Inspiring Presentations and Takeaways
Energized by this inspiring discussion, I was eager for the rest of the day’s programming. Benneth Phelps of Dirt Capital Partners gave a wonderful overview of how they help to orchestrate farm business transfers with an innovative investment model in which Dirt Capital works with a qualified farmer, identifies and purchases a suitable farm, leases the farm to that farmer for up to nine years, and provides the farmer an opportunity to purchase the farm twice during the lease term. I immediately thought of several of my Connecticut clients who might benefit from their services.
A colleague and I then attended What Could Go Wrong in Farm Transfer/Estate Planning? presented by attorney John Lambert, whose narrative presentation style seemed to combine every possible pitfall of farm transfer planning into one humorous (and fictional) succession tale. The takeaway? It is never too early to start your farm transfer and estate planning with the help of Land For Good.
Impacts of Land Justice
Looking back, the most impactful session of the day was the conference’s plenary, Land Justice: Acknowledging Our Past, Changing Our Future organized by Land in Common, which brought together the voices of leaders, thinkers, and practitioners from the state of Maine to discuss the history of injustice that it is interwoven with the land. Four individuals from the Wabanaki Nation, the Latinx community, the black community, and the impoverished white community shared the stories of their own lives and of the communities they belong to, with land anchoring both the past traumas and the hope that drives their work forward. Though the differences in the panelists’ experiences are distinct and important, listening to and understanding one another, as well as forming solidarity around issues of land access are powerful strategies for reshaping our agricultural system.
Putting into Action in Connecticut
Attending conferences is generally galvanizing for me to jump back into my work with new skills and new perspectives, and the Farmland Access & Transfer Conference was no exception.
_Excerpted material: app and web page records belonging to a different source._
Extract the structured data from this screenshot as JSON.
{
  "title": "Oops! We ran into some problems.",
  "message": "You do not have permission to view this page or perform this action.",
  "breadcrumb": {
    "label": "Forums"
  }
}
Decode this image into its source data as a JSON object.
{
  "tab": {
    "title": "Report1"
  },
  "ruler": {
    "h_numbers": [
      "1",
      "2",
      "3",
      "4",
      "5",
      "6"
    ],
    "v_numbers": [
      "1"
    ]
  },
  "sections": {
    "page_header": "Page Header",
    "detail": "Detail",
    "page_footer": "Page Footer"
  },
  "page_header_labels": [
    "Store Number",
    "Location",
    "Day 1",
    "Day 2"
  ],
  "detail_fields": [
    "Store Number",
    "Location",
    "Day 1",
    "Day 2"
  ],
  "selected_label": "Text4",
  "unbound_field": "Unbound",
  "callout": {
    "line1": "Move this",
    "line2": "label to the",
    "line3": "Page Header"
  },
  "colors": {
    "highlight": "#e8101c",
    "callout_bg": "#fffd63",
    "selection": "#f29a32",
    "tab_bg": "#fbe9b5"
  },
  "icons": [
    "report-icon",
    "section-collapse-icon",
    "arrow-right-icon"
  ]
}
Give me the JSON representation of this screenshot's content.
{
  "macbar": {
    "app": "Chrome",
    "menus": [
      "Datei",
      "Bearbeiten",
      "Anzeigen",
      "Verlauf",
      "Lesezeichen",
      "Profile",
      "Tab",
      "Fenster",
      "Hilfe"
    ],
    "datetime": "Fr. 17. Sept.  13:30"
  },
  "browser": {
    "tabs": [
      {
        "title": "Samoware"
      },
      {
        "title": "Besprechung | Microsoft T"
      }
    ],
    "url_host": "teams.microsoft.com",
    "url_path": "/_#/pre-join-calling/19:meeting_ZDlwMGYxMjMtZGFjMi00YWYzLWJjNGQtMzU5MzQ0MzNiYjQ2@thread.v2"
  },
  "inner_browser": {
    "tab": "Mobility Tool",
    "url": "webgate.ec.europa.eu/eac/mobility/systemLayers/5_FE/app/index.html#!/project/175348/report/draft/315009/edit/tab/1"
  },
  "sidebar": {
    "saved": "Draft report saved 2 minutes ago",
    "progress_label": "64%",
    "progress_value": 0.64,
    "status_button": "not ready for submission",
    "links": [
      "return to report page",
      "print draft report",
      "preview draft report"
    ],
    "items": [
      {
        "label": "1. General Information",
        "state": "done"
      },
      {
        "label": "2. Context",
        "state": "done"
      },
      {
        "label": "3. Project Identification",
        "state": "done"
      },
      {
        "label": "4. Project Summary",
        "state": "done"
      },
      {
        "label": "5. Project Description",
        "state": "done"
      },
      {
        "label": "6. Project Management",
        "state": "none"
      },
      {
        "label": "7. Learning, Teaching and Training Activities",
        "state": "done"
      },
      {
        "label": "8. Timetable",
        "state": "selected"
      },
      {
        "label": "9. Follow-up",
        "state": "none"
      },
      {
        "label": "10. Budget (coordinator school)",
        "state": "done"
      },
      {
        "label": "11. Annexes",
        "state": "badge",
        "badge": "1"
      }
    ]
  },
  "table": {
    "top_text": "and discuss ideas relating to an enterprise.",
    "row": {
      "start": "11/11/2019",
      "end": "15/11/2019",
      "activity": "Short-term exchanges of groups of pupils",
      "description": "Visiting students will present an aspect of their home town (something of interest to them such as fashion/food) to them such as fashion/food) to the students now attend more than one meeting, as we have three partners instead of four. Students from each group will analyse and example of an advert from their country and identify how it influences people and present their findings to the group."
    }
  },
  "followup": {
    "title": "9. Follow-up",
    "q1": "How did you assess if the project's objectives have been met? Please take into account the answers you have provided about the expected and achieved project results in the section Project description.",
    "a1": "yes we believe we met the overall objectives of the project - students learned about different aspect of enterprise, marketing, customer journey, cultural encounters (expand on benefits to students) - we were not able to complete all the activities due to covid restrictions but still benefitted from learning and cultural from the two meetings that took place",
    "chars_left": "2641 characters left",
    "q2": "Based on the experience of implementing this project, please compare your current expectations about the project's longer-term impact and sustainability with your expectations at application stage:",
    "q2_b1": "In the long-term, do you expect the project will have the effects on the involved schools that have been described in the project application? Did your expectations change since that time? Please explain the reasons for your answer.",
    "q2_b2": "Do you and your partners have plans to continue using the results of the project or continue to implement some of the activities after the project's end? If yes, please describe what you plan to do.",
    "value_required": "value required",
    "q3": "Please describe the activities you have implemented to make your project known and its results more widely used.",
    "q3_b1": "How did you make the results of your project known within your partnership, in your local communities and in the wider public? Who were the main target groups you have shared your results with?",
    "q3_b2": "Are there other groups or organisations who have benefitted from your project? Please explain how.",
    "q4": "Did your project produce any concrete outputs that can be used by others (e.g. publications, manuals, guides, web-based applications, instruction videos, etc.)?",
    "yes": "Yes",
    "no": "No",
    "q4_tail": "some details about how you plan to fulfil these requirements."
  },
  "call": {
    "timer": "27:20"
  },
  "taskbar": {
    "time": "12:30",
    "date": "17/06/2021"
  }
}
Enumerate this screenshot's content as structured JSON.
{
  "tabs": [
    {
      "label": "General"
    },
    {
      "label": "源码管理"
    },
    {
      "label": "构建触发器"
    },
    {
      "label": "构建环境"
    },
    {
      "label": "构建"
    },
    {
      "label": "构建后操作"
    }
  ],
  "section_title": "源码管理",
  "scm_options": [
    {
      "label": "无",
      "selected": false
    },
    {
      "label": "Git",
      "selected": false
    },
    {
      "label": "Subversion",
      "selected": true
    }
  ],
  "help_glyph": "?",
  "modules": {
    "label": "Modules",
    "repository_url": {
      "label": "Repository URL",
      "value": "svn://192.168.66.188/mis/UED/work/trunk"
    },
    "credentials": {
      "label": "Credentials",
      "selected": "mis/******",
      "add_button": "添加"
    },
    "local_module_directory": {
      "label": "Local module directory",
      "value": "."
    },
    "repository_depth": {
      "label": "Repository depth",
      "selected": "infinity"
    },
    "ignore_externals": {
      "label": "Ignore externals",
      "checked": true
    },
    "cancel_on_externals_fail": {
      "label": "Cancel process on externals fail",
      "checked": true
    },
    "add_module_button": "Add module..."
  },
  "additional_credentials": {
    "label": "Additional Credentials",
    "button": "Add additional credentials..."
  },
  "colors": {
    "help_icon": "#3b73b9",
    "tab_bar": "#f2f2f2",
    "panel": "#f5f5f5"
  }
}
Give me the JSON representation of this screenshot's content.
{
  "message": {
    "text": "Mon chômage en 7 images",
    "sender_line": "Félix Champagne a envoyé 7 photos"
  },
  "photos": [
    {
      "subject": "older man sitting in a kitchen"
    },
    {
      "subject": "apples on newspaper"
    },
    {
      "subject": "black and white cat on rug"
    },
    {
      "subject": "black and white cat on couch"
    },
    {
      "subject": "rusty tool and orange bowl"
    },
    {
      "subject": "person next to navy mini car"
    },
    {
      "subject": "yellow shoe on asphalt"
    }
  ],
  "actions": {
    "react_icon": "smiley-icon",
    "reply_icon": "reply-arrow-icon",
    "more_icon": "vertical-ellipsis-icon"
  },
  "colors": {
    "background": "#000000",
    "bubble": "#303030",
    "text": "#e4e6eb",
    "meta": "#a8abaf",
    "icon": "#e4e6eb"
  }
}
The panelists I was lucky to host in my Affording Farmland presentation, and the bold, transparent plenary speakers, reaffirmed why the work that we do at Land For Good is so crucial for agriculture in New England.
The conference gave me the tools and ideas to improve our efforts for increasing farmland access back in my home state of Connecticut.
Funding was provided in part by the Land Access Project – Phase 3 (LAP3) that is supported by a grant from the USDA/NIFA Beginning Farmer and Rancher Development Program (NIFA # 2018-70017-28531).